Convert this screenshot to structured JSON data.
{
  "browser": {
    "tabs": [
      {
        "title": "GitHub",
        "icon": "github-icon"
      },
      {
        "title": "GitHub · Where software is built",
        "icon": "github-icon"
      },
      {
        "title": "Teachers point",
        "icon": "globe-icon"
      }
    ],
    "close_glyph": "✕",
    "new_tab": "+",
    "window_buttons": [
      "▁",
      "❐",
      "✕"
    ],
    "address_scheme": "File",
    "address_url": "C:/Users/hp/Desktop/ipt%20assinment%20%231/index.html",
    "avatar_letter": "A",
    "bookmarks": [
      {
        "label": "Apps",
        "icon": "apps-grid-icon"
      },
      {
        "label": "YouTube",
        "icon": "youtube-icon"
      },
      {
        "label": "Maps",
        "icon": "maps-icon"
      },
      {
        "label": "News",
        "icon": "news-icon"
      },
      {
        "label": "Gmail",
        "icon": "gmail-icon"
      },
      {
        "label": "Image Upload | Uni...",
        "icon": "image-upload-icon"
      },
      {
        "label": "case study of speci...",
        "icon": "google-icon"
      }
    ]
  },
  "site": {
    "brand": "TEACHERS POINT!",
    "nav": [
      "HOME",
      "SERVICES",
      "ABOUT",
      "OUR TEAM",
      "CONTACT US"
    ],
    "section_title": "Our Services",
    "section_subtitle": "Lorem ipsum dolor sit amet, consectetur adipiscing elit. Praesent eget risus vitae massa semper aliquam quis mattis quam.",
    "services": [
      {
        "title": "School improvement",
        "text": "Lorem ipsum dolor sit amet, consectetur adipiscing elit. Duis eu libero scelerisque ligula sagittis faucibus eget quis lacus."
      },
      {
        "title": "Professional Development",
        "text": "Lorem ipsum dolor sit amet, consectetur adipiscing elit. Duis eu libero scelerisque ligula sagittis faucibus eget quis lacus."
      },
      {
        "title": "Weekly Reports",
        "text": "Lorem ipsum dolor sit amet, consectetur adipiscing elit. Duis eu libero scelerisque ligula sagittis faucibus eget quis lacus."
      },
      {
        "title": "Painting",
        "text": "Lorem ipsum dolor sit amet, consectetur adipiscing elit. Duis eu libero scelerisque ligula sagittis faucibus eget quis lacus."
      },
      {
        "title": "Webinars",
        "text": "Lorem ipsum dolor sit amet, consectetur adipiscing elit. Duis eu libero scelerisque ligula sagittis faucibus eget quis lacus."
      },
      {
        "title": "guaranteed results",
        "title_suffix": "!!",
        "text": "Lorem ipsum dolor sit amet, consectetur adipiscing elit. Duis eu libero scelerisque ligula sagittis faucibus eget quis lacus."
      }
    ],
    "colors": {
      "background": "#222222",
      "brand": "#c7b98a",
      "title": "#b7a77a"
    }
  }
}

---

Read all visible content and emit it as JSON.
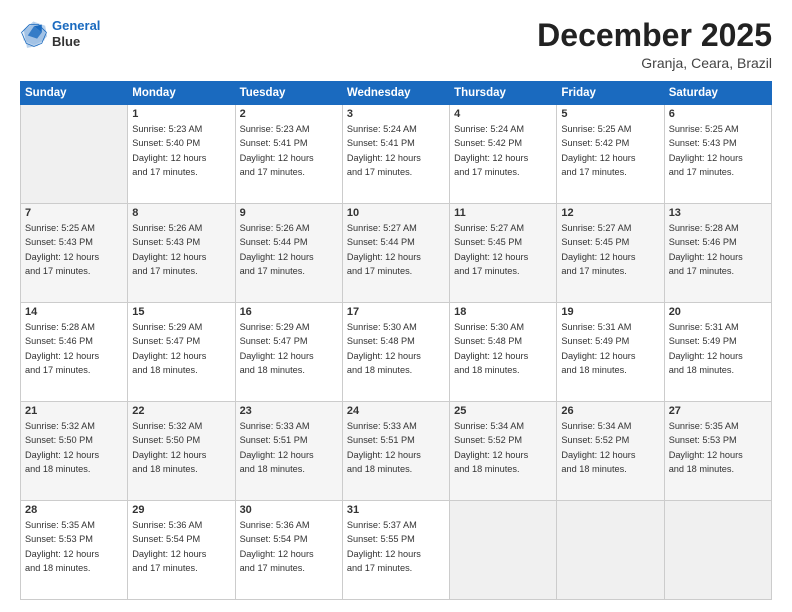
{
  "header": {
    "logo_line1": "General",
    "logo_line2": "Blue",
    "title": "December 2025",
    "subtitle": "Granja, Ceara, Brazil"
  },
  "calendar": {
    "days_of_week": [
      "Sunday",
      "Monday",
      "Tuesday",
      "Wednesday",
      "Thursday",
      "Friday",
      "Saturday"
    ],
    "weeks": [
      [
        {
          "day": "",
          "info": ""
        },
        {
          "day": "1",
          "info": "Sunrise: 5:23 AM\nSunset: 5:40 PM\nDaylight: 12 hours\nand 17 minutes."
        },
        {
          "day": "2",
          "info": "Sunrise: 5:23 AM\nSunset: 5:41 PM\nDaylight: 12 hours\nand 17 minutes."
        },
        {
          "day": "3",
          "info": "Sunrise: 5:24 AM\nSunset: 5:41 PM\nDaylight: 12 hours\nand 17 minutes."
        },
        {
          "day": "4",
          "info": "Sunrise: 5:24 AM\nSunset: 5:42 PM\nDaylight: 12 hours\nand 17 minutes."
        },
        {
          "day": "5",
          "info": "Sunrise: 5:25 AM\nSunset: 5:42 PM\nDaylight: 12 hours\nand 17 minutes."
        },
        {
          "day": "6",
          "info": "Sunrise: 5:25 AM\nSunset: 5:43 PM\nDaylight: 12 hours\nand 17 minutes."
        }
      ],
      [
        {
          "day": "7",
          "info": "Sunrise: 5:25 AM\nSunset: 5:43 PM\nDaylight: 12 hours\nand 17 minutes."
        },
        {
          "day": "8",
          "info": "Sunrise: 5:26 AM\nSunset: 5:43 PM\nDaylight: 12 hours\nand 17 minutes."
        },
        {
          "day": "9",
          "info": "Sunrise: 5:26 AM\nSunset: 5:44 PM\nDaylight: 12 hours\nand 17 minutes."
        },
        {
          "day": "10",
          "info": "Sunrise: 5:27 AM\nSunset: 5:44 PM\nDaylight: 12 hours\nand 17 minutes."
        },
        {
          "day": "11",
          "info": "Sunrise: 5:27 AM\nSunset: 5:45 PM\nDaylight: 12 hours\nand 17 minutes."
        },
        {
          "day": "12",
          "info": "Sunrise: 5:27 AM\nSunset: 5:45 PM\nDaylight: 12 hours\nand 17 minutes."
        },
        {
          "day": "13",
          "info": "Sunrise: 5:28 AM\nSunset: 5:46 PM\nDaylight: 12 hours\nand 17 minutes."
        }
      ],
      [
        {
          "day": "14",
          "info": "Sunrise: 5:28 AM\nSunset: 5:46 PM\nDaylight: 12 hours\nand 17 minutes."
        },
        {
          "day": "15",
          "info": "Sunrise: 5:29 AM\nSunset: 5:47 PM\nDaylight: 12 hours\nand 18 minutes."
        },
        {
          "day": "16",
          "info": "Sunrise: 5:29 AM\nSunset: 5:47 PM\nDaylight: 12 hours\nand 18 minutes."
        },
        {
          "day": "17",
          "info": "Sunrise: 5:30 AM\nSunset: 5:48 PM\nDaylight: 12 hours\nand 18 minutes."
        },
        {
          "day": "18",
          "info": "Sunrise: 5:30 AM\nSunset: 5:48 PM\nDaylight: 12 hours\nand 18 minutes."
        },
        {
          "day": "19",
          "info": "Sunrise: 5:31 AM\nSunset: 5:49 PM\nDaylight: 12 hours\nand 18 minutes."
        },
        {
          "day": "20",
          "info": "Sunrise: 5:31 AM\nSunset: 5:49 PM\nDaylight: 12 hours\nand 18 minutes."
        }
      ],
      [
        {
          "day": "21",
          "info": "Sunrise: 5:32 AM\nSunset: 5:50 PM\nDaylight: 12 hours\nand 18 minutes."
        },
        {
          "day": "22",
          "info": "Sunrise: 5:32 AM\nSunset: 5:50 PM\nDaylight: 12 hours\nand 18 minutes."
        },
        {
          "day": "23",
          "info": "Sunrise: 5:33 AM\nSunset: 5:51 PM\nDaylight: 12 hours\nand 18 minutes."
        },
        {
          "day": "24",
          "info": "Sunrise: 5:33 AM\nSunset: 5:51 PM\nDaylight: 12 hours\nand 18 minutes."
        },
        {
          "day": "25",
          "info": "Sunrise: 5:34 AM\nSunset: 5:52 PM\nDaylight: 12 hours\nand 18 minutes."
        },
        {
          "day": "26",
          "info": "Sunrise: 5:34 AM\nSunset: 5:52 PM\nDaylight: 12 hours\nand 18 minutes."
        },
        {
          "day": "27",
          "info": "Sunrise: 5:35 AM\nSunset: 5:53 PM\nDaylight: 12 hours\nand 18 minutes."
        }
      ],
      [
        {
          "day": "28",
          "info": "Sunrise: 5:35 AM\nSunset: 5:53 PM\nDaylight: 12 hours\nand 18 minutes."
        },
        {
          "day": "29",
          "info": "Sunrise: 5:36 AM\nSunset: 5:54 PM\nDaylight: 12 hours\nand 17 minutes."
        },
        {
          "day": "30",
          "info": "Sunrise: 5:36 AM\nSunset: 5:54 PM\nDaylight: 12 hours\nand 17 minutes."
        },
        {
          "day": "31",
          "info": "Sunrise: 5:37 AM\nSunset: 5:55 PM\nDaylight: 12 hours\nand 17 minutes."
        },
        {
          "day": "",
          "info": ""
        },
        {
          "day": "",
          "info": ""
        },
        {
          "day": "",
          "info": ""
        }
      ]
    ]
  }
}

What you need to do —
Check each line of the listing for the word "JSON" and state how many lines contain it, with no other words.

Written reply —
2